I decided to take one of the buses to Newark's Penn Station. I called my wife and told her to get off of the road when she could and to try to get to Newark. Once on the bus, I overheard the driver's radio say that Rt. 21 into Newark was all clear so I called my wife to pass that on. The road was all clear but then traffic came to a stop. There was an accident about a half-mile ahead. My sister called to say that they were about a mile and a half behind us and also stuck. We sat there for about 30 minutes or so. The bus driver wouldn't let me out on the highway but once the traffic started moving, I talked him in to pulling over at the next exit to let me out. Ten minutes later, they came along and picked me up and there was an emotional reunion.

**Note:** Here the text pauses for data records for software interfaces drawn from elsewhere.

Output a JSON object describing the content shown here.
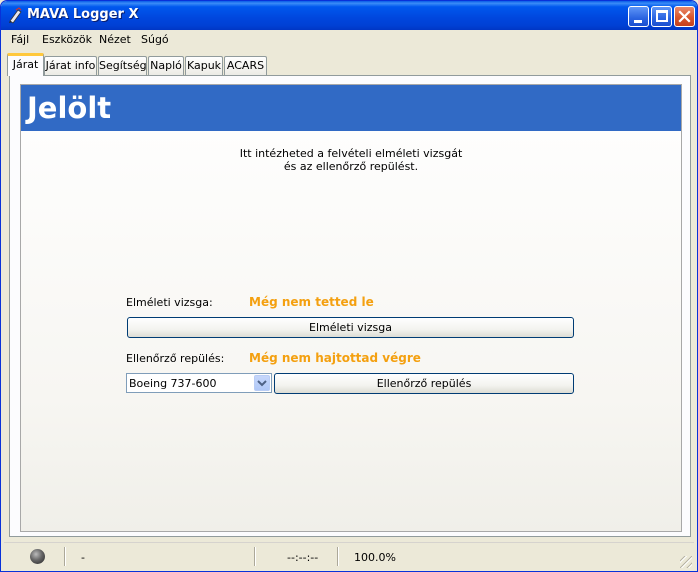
{
  "window": {
    "title": "MAVA Logger X",
    "app_icon": "pen-icon",
    "controls": {
      "minimize": "minimize-icon",
      "maximize": "maximize-icon",
      "close": "close-icon"
    }
  },
  "menu": {
    "items": [
      {
        "label": "Fájl"
      },
      {
        "label": "Eszközök"
      },
      {
        "label": "Nézet"
      },
      {
        "label": "Súgó"
      }
    ]
  },
  "tabs": {
    "items": [
      {
        "label": "Járat",
        "active": true
      },
      {
        "label": "Járat info"
      },
      {
        "label": "Segítség"
      },
      {
        "label": "Napló"
      },
      {
        "label": "Kapuk"
      },
      {
        "label": "ACARS"
      }
    ]
  },
  "page": {
    "header_title": "Jelölt",
    "header_color": "#316ac5",
    "intro_line1": "Itt intézheted a felvételi elméleti vizsgát",
    "intro_line2": "és az ellenőrző repülést.",
    "theory": {
      "label": "Elméleti vizsga:",
      "status": "Még nem tetted le",
      "button": "Elméleti vizsga"
    },
    "checkflight": {
      "label": "Ellenőrző repülés:",
      "status": "Még nem hajtottad végre",
      "aircraft_selected": "Boeing 737-600",
      "button": "Ellenőrző repülés"
    },
    "status_color": "#f4a010"
  },
  "statusbar": {
    "indicator": "connection-led-icon",
    "text": "-",
    "time": "--:--:--",
    "progress": "100.0%"
  }
}
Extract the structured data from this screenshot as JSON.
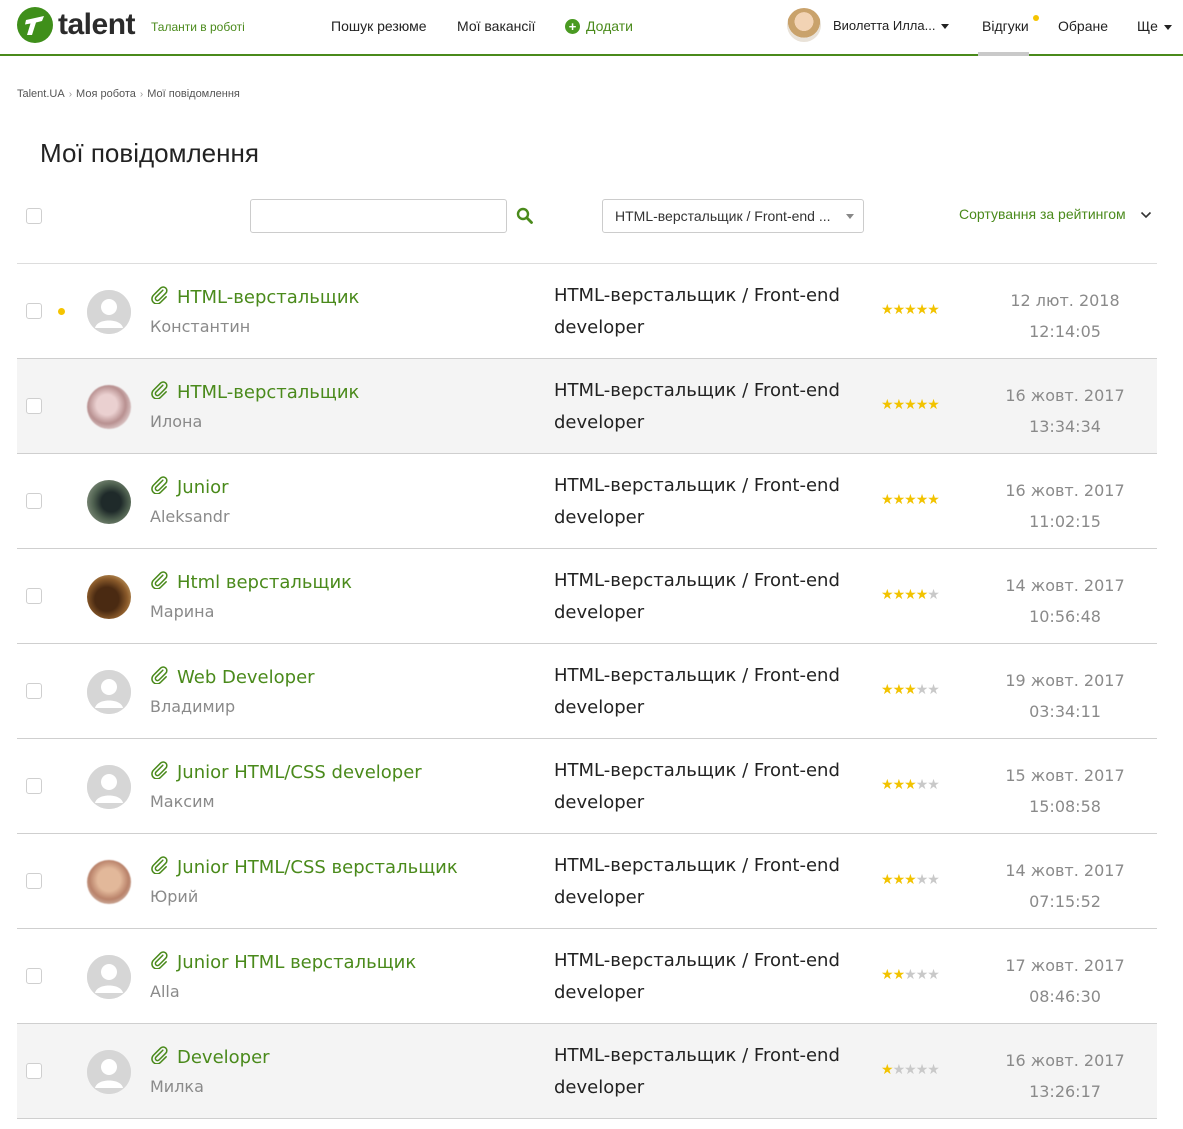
{
  "header": {
    "logo_text": "talent",
    "tagline": "Таланти в роботі",
    "nav": {
      "search_resumes": "Пошук резюме",
      "my_vacancies": "Мої вакансії",
      "add": "Додати"
    },
    "user_name": "Виолетта Илла...",
    "responses": "Відгуки",
    "favorites": "Обране",
    "more": "Ще",
    "accent_color": "#4a8a1b"
  },
  "breadcrumb": [
    "Talent.UA",
    "Моя робота",
    "Мої повідомлення"
  ],
  "page_title": "Мої повідомлення",
  "toolbar": {
    "search_placeholder": "",
    "vacancy_filter": "HTML-верстальщик / Front-end ...",
    "sort_label": "Сортування за рейтингом"
  },
  "messages": [
    {
      "title": "HTML-верстальщик",
      "name": "Константин",
      "vacancy": "HTML-верстальщик / Front-end developer",
      "rating": 5,
      "date": "12 лют. 2018",
      "time": "12:14:05",
      "unread": true,
      "avatar": "placeholder"
    },
    {
      "title": "HTML-верстальщик",
      "name": "Илона",
      "vacancy": "HTML-верстальщик / Front-end developer",
      "rating": 5,
      "date": "16 жовт. 2017",
      "time": "13:34:34",
      "unread": false,
      "avatar": "photo"
    },
    {
      "title": "Junior",
      "name": "Aleksandr",
      "vacancy": "HTML-верстальщик / Front-end developer",
      "rating": 5,
      "date": "16 жовт. 2017",
      "time": "11:02:15",
      "unread": false,
      "avatar": "photo"
    },
    {
      "title": "Html верстальщик",
      "name": "Марина",
      "vacancy": "HTML-верстальщик / Front-end developer",
      "rating": 4,
      "date": "14 жовт. 2017",
      "time": "10:56:48",
      "unread": false,
      "avatar": "photo"
    },
    {
      "title": "Web Developer",
      "name": "Владимир",
      "vacancy": "HTML-верстальщик / Front-end developer",
      "rating": 3,
      "date": "19 жовт. 2017",
      "time": "03:34:11",
      "unread": false,
      "avatar": "placeholder"
    },
    {
      "title": "Junior HTML/CSS developer",
      "name": "Максим",
      "vacancy": "HTML-верстальщик / Front-end developer",
      "rating": 3,
      "date": "15 жовт. 2017",
      "time": "15:08:58",
      "unread": false,
      "avatar": "placeholder"
    },
    {
      "title": "Junior HTML/CSS верстальщик",
      "name": "Юрий",
      "vacancy": "HTML-верстальщик / Front-end developer",
      "rating": 3,
      "date": "14 жовт. 2017",
      "time": "07:15:52",
      "unread": false,
      "avatar": "photo"
    },
    {
      "title": "Junior HTML верстальщик",
      "name": "Alla",
      "vacancy": "HTML-верстальщик / Front-end developer",
      "rating": 2,
      "date": "17 жовт. 2017",
      "time": "08:46:30",
      "unread": false,
      "avatar": "placeholder"
    },
    {
      "title": "Developer",
      "name": "Милка",
      "vacancy": "HTML-верстальщик / Front-end developer",
      "rating": 1,
      "date": "16 жовт. 2017",
      "time": "13:26:17",
      "unread": false,
      "avatar": "placeholder"
    }
  ]
}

I got home (after 7:00 pm), kissed everyone, showered, phoned loved ones and had a bite to eat. I responded to as many of the messages on my answering machine as I could get through to. From about the time I was at Giants Stadium until I ate, I had had some pressure in my upper chest. I figured it was from the smoke and dust that I must have inhaled during the course of the day, but it had gone away after I'd eaten. Everyone nagged me until I agreed to go to the hospital to have myself looked over. My lungs and heart sounded fine but they wanted to do an EKG. Well, they saw a wiggle on the EKG they didn't like so they wanted to run some blood tests. It was now after 11:00 pm. They said I would be there for another 7 hours minimum. The blood tests had to be run 6 hours apart. In the end, it was going on 9:00 am when I got out of there. I had gotten a total of maybe 3 hours sleep all night and my poor wife didn't sleep a wink.

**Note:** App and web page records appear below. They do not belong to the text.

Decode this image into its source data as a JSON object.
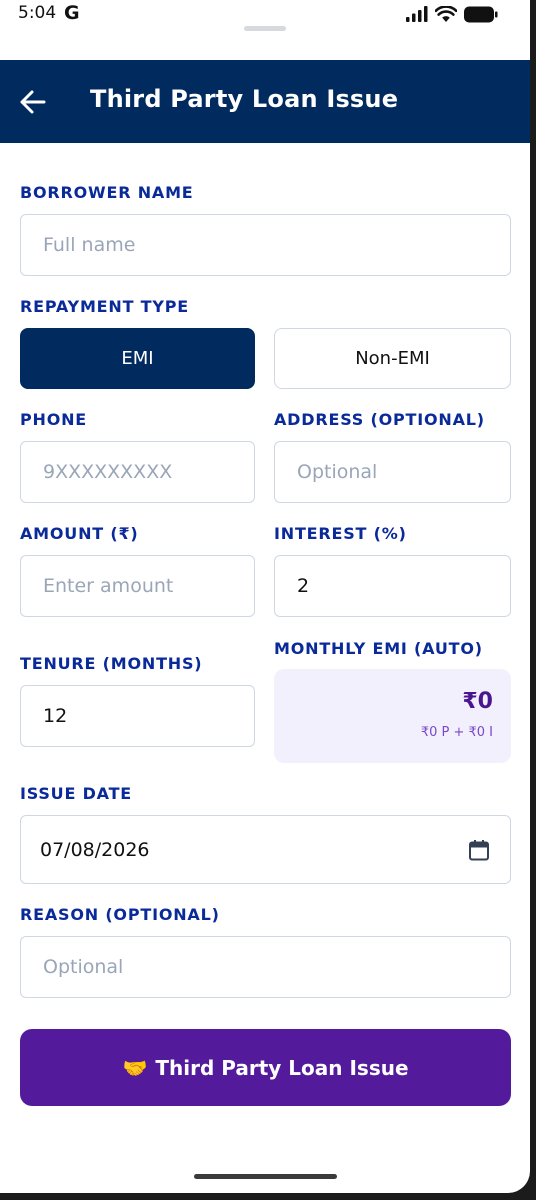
{
  "status_bar": {
    "time": "5:04",
    "g_letter": "G"
  },
  "app_bar": {
    "title": "Third Party Loan Issue"
  },
  "form": {
    "borrower_name": {
      "label": "BORROWER NAME",
      "placeholder": "Full name"
    },
    "repayment_type": {
      "label": "REPAYMENT TYPE",
      "options": [
        "EMI",
        "Non-EMI"
      ],
      "selected": "EMI"
    },
    "phone": {
      "label": "PHONE",
      "placeholder": "9XXXXXXXXX"
    },
    "address": {
      "label": "ADDRESS (OPTIONAL)",
      "placeholder": "Optional"
    },
    "amount": {
      "label": "AMOUNT (₹)",
      "placeholder": "Enter amount"
    },
    "interest": {
      "label": "INTEREST (%)",
      "value": "2"
    },
    "tenure": {
      "label": "TENURE (MONTHS)",
      "value": "12"
    },
    "monthly_emi": {
      "label": "MONTHLY EMI (AUTO)",
      "value": "₹0",
      "breakdown": "₹0 P + ₹0 I"
    },
    "issue_date": {
      "label": "ISSUE DATE",
      "value": "07/08/2026"
    },
    "reason": {
      "label": "REASON (OPTIONAL)",
      "placeholder": "Optional"
    }
  },
  "submit": {
    "emoji": "🤝",
    "label": "Third Party Loan Issue"
  },
  "colors": {
    "appbar": "#012a5f",
    "label": "#0a2a99",
    "submit": "#531b9c",
    "emi_bg": "#f3f0fd"
  }
}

Later in the day, I spoke to a former boss of mine, Fred, in an office in New Jersey where I had worked for 9 years until this past December when I was transferred to the WTC. I was one of two guys unaccounted for that worked on the Civil Engineering Department. In the end, everyone was accounted for and unharmed.
The news reports of the day are very disturbing. The phone calls from the planes to their loved ones, the passenger lists showing children names, people leaping to their deaths avoiding the fires... Then there are the people dancing in the streets celebrating somewhere in the Middle East. Even in my town of birth, Paterson, New Jersey, where there is a section of Arab population, there were reports of people dancing in the streets celebrating. Police were there to stop a certain riot situation. What kind of people celebrate the deaths of the innocent?

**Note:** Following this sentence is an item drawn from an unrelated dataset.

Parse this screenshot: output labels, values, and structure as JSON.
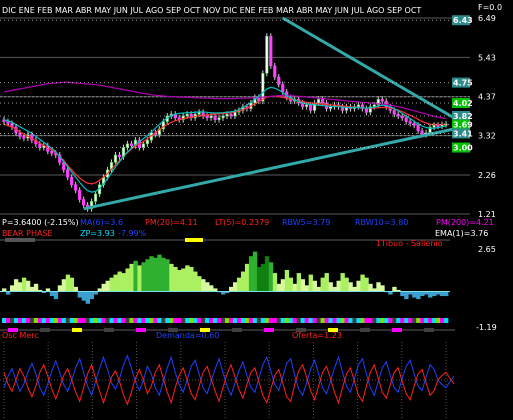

The 2 things I think of most are the sight of the second tower tipping over and falling in on itself and of all of the firemen directing the evacuation and climbing the stairs in full gear to help those trapped high in the tower. There was never a doubt on which way to go and there wasn't much panic. This is because of the presence of the firemen, those brave souls who run into burning buildings. Every time I think of them, I cry.
Only a fool wakes a sleeping giant. These murderers have now given the civilized world just cause to go in and wipe out terrorists anywhere, anytime we see fit. We know where they train and we know who supports them. This is the beginning of their end....
©2001 - George S. Phoenix, III Garfield, New Jersey, USA